Yeah, the guy got fired from a few jobs. He’s happy to talk about it. He admits to never shopping, not wanting too much stuff, and wearing clothes he gets on photo shoots. Yawn. Or, you can view it as a regular guy who happens to get a lot of attention for being a regular guy and, get this, it didn’t go to his head. I’m sure some therapist out there could find some issue. But why bother?
I interviewed him about his work with a little personal stuff for color. That wasn’t the point of my story, so I had no reason to push on subjects that belong on TMZ. However, it was not fluff at all.
Rowe is always looking to the next dirty job. But when it comes to giving back–he’s far from trite about it. He connects with people and causes NOT for the photo op but because the guy truly cares. When we talked, he wasn’t looking for extra attention for himself like some celebs. He really wanted notice directed towards a vet-centered program to which he contributes. “Green Cares” takes care of landscaping for vet while they’re deployed. Rowe also gave a special shout out to his buddies from “Deadliest Catch,” the folks who toil to get Alaskan crab legs on your raw bar, in a very dangerous pursuit.
Rowe earnestly fights for the “everyman.” He wants every plumber to make 6-figure salaries and gain respect for their work. He wants to to change the perception of make earning an honest living through hard work–he wants it to be cool.
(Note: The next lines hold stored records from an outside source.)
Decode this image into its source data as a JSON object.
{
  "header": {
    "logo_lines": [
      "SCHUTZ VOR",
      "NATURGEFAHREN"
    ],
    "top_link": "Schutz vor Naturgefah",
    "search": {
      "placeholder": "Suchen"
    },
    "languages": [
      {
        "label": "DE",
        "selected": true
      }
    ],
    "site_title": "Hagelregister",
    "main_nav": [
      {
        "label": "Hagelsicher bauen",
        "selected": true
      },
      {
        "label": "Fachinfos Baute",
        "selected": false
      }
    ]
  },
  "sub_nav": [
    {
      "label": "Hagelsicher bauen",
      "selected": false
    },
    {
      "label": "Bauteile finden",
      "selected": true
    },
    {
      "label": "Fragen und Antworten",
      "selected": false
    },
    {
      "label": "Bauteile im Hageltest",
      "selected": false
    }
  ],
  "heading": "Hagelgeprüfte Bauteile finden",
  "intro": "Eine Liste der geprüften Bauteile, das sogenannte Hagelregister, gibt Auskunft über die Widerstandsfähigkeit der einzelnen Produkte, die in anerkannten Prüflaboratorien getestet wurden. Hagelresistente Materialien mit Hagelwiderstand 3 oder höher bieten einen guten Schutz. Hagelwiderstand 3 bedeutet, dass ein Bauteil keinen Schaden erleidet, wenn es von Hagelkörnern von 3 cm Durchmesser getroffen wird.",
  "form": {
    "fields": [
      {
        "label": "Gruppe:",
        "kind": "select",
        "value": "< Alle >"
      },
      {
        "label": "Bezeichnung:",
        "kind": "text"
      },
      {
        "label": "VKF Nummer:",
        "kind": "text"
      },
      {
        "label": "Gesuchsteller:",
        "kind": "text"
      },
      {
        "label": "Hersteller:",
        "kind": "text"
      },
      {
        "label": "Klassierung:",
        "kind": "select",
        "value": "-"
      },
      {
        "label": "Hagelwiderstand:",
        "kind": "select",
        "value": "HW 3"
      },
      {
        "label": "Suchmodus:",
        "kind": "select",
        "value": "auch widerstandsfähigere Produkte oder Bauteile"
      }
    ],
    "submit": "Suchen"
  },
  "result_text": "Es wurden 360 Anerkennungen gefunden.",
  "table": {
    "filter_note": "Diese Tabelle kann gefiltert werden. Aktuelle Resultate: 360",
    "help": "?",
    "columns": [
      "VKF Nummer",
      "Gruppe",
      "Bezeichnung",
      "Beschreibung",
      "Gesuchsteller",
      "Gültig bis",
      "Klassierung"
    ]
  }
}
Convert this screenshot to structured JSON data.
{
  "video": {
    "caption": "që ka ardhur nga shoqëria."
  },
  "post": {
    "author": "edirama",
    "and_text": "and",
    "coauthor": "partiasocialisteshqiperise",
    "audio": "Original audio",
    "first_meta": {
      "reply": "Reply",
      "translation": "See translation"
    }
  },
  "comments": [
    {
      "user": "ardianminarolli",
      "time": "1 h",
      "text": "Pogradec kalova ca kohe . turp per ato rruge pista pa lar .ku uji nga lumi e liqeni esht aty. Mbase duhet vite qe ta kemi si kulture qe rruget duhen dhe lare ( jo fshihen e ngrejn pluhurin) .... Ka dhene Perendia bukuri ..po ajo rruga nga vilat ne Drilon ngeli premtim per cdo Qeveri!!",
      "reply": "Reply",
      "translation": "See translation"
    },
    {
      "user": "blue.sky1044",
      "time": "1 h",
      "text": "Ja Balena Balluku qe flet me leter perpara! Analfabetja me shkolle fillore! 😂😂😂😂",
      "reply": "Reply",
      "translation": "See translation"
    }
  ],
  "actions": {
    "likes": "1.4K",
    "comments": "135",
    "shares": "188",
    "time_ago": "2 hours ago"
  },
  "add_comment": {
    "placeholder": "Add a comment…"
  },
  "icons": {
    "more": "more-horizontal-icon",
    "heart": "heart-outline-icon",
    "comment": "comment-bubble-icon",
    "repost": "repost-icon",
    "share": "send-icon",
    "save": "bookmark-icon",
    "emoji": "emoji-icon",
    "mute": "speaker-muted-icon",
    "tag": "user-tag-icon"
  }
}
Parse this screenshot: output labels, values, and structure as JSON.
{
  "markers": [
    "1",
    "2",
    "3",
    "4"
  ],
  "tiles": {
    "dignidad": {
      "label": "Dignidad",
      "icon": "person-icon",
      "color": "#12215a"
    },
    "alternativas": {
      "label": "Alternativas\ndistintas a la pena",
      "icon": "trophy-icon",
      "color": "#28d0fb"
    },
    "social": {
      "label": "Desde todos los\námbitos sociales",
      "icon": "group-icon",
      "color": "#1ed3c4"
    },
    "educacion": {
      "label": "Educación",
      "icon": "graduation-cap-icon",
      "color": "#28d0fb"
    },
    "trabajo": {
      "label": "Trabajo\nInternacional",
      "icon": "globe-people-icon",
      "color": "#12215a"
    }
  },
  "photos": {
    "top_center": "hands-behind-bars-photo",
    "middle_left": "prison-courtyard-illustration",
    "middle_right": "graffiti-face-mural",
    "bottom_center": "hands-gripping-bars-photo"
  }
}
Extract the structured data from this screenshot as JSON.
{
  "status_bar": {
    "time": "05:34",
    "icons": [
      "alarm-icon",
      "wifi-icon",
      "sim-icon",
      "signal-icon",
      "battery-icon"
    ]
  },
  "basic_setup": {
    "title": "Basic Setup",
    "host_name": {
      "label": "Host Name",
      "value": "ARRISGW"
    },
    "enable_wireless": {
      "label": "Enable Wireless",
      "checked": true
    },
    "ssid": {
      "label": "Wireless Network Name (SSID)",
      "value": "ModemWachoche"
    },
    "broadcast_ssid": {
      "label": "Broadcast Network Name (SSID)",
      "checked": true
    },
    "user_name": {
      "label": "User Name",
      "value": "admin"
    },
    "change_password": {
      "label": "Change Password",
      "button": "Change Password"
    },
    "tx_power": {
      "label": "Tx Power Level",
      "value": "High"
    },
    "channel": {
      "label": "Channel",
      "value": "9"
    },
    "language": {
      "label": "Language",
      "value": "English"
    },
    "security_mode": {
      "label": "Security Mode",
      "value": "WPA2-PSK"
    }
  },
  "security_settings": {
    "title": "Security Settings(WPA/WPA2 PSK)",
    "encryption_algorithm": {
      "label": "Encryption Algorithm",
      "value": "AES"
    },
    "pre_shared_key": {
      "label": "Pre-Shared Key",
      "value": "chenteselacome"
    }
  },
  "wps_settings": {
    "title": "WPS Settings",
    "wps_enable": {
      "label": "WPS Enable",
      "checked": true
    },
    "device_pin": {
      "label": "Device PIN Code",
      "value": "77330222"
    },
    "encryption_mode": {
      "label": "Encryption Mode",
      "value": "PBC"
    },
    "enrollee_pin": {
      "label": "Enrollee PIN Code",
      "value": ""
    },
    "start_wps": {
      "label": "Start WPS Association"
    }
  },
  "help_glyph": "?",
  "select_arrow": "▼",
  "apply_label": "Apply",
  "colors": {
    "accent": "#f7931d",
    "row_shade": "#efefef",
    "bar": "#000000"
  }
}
And whether a person is an electrician or a TV host, Rowe knows it could all end tomorrow. So, to borrow an appropriate aphorism, he’s making hay while the sun shines. And yes, he’s done that on “Dirty Jobs.”